## Exercise instructions
Your answer should be a single number, the count of lines in the material with the string "icon".

## Source material
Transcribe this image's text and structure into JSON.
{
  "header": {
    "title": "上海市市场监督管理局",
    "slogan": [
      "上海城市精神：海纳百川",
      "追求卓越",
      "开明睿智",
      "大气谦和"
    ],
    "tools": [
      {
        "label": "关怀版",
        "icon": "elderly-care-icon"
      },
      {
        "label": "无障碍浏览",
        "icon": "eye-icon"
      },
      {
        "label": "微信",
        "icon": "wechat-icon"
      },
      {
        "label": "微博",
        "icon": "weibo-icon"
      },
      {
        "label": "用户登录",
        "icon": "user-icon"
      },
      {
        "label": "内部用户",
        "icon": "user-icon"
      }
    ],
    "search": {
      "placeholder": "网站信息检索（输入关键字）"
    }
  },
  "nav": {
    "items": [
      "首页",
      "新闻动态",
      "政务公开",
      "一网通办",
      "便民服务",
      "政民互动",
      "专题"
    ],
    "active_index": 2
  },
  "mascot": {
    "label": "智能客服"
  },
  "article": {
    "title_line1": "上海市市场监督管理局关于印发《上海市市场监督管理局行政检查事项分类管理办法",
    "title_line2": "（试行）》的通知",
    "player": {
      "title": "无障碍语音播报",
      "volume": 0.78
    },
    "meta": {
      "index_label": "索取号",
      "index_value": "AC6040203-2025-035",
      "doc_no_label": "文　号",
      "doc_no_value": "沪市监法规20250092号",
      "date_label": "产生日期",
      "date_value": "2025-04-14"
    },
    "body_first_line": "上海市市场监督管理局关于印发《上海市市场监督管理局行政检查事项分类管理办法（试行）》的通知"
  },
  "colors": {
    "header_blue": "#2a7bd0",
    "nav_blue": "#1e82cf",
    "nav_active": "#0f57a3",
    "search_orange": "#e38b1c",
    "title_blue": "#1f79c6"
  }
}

## Response below
6